BEGIN RECORDS FOR THE EXERCISE

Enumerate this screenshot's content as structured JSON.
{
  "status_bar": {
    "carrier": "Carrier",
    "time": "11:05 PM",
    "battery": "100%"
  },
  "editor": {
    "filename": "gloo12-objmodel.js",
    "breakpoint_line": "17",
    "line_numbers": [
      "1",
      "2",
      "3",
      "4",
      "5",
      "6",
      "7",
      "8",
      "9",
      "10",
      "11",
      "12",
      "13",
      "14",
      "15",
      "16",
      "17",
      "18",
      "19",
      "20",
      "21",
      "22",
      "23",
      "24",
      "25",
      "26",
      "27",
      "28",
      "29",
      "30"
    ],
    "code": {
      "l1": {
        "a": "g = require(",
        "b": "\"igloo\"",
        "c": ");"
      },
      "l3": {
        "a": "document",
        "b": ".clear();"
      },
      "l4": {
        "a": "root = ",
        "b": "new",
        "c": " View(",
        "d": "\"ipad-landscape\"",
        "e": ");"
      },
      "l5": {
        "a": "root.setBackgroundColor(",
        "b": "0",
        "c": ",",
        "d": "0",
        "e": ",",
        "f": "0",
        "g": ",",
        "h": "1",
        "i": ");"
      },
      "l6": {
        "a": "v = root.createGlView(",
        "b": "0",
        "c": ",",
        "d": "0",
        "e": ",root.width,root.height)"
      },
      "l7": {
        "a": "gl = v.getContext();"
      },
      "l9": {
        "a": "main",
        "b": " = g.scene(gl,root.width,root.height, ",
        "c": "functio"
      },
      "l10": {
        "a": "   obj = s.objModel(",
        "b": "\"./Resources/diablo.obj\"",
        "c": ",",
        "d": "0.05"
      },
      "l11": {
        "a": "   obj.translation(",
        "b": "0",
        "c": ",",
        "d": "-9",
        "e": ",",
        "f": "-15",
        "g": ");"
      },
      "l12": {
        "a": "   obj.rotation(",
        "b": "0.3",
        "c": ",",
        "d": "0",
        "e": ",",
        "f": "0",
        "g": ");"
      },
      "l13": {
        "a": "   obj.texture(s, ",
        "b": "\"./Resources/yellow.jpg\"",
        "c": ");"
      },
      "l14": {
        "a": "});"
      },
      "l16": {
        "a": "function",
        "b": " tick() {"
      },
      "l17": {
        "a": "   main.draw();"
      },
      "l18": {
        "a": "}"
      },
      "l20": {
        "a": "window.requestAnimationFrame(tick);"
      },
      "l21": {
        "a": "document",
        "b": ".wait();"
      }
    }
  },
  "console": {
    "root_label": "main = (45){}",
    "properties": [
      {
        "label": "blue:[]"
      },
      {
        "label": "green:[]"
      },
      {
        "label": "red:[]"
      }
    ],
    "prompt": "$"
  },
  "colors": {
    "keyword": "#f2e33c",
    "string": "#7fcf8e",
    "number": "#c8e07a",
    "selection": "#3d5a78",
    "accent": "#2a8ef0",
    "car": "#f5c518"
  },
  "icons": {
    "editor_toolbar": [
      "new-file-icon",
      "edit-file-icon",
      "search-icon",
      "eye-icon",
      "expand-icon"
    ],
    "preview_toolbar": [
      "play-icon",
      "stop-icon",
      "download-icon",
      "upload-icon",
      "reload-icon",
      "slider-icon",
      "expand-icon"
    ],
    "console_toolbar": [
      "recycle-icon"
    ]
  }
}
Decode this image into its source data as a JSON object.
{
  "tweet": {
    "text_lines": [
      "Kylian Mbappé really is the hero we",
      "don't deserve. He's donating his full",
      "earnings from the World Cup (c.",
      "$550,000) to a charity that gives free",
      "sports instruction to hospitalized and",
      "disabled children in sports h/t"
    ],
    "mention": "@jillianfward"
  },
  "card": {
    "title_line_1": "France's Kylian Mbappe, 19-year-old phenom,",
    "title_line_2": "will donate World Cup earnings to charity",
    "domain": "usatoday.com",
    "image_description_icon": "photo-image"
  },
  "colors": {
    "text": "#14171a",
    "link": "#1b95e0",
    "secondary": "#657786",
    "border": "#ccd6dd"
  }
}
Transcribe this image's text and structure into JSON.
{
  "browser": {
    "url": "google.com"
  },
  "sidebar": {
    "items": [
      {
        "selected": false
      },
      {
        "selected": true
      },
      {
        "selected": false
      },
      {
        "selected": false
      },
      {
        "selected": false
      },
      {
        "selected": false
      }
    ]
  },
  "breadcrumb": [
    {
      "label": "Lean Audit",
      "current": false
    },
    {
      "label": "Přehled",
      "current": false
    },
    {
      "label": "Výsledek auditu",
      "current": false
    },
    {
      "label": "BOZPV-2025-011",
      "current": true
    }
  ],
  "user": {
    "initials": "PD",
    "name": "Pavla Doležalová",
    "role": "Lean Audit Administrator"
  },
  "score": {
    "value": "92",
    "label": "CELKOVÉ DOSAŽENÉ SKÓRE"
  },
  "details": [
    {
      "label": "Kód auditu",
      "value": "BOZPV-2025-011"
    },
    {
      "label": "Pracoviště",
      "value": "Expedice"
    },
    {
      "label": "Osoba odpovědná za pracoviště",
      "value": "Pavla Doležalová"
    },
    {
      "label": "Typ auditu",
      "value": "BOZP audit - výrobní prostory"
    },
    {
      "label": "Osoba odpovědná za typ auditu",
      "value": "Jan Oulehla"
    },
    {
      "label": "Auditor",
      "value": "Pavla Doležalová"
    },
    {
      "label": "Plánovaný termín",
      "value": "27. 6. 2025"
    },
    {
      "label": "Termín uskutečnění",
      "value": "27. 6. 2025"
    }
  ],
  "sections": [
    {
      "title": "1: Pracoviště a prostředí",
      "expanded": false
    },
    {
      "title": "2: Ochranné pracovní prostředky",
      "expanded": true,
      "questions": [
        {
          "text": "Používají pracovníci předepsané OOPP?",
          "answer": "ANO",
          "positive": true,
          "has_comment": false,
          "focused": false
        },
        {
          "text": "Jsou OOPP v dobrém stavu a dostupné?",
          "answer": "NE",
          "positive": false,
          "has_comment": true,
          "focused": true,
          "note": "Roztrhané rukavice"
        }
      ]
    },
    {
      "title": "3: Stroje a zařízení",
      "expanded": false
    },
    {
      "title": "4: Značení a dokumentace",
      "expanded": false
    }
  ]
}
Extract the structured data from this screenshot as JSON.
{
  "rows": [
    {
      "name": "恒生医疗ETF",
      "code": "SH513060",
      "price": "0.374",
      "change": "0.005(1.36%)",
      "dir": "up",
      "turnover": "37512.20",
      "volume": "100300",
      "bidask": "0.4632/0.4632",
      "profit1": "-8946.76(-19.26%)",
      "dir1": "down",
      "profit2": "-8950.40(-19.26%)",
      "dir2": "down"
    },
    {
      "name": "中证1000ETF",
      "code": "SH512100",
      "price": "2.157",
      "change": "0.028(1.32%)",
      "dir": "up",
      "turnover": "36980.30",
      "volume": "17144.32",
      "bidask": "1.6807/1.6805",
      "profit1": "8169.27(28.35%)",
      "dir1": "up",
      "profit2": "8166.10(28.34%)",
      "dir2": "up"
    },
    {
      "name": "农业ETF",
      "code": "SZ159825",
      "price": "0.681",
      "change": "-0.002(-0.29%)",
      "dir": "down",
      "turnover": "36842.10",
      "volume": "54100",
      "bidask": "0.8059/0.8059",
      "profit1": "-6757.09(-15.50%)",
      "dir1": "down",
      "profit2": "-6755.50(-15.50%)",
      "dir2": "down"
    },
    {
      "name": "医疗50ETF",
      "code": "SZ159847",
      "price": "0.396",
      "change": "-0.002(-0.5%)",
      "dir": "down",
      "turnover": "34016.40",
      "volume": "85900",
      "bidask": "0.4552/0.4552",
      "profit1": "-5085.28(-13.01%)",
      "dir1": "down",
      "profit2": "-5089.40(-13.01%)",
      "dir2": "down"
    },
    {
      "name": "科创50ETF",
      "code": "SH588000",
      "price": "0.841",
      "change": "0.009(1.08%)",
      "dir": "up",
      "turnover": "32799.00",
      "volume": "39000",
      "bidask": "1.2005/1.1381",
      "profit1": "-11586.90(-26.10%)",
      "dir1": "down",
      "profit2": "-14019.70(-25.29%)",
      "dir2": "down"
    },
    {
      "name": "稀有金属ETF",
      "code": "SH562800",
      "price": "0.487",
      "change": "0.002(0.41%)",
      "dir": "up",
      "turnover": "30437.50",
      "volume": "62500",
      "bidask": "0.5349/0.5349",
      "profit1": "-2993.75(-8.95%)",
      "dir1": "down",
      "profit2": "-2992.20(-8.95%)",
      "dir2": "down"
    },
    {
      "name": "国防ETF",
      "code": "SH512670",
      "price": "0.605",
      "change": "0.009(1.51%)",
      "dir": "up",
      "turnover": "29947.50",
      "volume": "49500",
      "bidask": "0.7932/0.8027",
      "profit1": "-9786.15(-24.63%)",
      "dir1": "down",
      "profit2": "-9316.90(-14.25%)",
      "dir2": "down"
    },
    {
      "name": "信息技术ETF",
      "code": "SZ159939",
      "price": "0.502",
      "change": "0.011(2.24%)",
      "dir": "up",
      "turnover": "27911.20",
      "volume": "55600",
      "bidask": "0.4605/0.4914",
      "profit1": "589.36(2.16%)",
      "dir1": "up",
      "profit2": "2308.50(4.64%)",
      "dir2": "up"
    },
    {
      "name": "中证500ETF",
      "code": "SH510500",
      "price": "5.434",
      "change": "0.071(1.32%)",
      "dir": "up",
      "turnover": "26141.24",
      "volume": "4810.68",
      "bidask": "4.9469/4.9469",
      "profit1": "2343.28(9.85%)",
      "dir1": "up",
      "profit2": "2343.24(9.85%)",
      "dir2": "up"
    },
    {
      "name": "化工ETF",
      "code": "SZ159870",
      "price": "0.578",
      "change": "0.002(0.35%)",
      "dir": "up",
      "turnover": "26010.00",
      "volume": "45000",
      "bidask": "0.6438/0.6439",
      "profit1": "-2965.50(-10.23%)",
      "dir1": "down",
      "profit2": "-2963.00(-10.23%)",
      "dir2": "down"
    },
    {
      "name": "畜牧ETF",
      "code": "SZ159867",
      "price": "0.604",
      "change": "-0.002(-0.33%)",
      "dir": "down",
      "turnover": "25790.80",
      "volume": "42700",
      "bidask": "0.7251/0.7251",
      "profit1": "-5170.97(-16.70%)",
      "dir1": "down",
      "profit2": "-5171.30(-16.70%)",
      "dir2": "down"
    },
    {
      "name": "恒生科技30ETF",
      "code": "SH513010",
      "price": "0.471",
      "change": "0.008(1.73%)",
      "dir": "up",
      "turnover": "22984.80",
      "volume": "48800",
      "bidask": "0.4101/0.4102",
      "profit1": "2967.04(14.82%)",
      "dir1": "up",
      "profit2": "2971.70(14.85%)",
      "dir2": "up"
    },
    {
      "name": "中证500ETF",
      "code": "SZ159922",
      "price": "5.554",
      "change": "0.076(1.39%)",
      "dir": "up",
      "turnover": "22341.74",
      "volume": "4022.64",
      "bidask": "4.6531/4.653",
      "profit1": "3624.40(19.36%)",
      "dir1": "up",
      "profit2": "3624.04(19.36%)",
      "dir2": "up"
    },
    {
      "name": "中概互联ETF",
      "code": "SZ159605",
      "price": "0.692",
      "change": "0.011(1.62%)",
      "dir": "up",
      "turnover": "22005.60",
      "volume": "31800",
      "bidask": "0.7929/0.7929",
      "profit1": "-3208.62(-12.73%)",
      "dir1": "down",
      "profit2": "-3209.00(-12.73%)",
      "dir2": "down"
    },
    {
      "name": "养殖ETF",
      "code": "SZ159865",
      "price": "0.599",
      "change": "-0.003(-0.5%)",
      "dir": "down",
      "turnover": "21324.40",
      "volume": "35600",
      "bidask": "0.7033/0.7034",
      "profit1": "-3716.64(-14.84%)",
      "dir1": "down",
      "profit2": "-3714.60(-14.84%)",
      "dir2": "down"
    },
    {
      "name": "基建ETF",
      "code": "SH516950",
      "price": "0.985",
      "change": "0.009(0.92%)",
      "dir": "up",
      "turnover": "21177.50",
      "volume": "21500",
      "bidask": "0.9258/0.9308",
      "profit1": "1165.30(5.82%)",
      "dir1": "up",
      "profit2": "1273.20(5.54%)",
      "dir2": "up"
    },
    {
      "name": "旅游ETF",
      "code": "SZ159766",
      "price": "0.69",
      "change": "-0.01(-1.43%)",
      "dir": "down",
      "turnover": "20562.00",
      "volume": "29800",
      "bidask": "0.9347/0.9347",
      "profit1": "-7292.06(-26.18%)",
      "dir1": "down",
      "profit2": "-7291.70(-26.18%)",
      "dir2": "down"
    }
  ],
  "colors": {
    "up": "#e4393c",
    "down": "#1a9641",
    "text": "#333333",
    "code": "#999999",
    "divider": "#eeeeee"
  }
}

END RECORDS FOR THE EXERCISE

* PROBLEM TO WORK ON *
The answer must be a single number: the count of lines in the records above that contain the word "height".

* ANSWER BOX *
2